▸ Web page and app entries:
########################################

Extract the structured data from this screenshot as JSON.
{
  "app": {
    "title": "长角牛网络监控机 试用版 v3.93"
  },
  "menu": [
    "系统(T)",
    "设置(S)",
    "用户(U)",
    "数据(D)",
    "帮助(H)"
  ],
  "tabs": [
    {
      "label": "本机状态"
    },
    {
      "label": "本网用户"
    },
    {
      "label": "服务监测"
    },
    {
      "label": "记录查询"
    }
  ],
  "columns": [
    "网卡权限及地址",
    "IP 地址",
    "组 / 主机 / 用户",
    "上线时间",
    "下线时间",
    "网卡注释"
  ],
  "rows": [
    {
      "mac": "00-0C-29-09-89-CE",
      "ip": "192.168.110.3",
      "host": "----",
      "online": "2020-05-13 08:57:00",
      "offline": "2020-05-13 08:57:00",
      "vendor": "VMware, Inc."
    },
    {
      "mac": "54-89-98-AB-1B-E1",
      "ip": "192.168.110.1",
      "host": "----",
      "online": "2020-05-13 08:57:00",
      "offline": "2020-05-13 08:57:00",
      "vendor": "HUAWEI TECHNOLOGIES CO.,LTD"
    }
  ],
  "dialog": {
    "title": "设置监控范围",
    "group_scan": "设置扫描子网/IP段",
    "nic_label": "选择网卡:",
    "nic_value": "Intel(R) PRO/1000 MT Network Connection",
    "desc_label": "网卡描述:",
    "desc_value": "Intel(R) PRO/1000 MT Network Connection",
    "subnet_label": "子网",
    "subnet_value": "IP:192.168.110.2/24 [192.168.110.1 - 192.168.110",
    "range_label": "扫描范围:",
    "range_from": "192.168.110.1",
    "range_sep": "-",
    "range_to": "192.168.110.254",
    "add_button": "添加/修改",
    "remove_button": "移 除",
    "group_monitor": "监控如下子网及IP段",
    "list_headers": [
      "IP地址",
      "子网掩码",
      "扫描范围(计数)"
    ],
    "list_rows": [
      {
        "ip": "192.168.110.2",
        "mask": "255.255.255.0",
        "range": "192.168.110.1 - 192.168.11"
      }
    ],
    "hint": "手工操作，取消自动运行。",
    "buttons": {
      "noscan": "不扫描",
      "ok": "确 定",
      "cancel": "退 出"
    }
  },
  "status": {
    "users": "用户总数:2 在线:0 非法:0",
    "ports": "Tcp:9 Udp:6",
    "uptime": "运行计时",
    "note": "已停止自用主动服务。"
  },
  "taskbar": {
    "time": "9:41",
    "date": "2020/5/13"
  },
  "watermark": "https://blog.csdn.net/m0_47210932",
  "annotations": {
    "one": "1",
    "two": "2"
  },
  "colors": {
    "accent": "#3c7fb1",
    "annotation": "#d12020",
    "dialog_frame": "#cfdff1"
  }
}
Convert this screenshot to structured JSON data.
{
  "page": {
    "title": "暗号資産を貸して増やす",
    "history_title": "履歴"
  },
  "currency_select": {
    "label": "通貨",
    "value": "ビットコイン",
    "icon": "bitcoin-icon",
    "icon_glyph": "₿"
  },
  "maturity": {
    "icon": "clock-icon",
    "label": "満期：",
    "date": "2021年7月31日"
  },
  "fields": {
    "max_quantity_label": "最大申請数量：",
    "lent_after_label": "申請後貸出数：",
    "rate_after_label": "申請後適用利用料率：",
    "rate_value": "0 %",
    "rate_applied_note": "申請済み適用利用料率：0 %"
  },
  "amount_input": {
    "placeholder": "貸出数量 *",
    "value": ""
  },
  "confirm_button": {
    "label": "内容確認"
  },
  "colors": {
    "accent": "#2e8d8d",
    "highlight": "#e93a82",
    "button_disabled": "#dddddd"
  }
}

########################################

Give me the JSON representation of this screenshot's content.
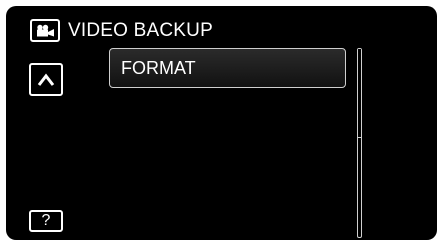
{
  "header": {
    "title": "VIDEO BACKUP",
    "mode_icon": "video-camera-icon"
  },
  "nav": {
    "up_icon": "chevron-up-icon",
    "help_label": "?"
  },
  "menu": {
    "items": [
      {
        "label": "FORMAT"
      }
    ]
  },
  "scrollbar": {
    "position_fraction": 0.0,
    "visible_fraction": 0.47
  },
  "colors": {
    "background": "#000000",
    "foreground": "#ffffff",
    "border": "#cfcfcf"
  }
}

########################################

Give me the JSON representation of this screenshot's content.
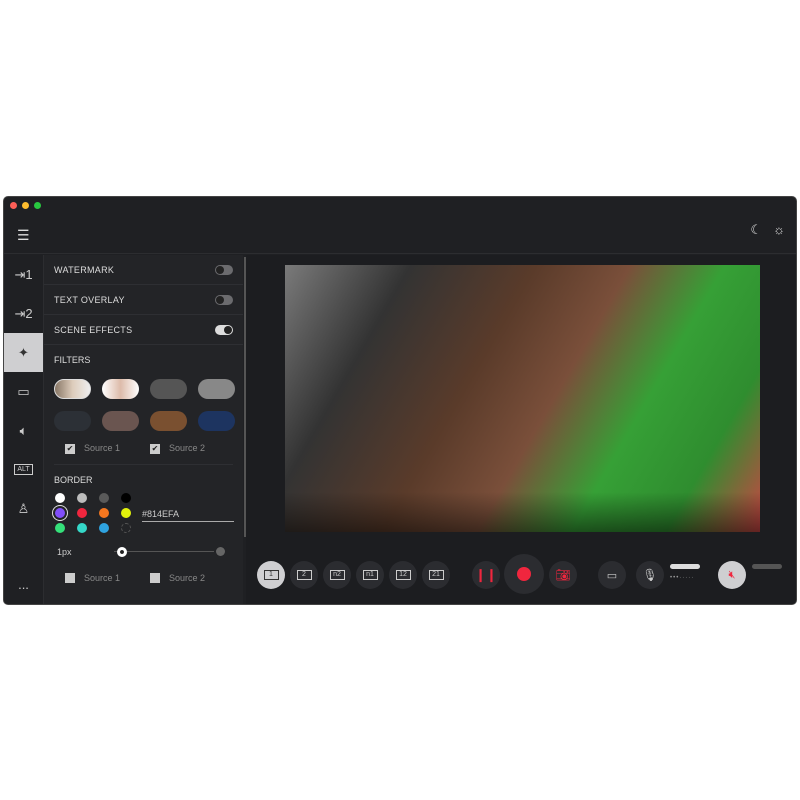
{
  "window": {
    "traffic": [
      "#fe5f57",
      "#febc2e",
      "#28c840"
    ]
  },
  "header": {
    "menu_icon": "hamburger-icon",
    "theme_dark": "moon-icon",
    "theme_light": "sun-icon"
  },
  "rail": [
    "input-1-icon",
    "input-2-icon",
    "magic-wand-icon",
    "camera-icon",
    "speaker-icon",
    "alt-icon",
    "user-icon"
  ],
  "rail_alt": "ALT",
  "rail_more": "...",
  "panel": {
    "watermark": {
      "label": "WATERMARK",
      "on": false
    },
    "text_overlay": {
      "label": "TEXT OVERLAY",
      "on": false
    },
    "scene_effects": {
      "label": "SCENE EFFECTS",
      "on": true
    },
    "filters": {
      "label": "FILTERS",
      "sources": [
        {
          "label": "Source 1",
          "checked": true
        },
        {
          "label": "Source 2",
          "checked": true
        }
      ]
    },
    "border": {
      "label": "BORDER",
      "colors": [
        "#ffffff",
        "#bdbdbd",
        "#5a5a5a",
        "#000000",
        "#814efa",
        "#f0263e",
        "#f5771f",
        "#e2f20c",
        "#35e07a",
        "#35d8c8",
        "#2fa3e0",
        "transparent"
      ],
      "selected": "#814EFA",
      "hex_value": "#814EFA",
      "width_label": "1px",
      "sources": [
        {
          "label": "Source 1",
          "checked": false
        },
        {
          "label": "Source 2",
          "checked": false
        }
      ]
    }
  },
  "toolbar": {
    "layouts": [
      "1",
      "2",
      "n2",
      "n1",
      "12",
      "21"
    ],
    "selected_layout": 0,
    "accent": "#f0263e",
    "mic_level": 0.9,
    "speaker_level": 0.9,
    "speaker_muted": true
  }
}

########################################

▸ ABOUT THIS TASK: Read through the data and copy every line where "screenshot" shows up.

▸ EXERCISE RESPONSE:
Extract the structured data from this screenshot as JSON.
Convert this screenshot to structured JSON data.
Give me the JSON representation of this screenshot's content.
Give me the JSON representation of this screenshot's content.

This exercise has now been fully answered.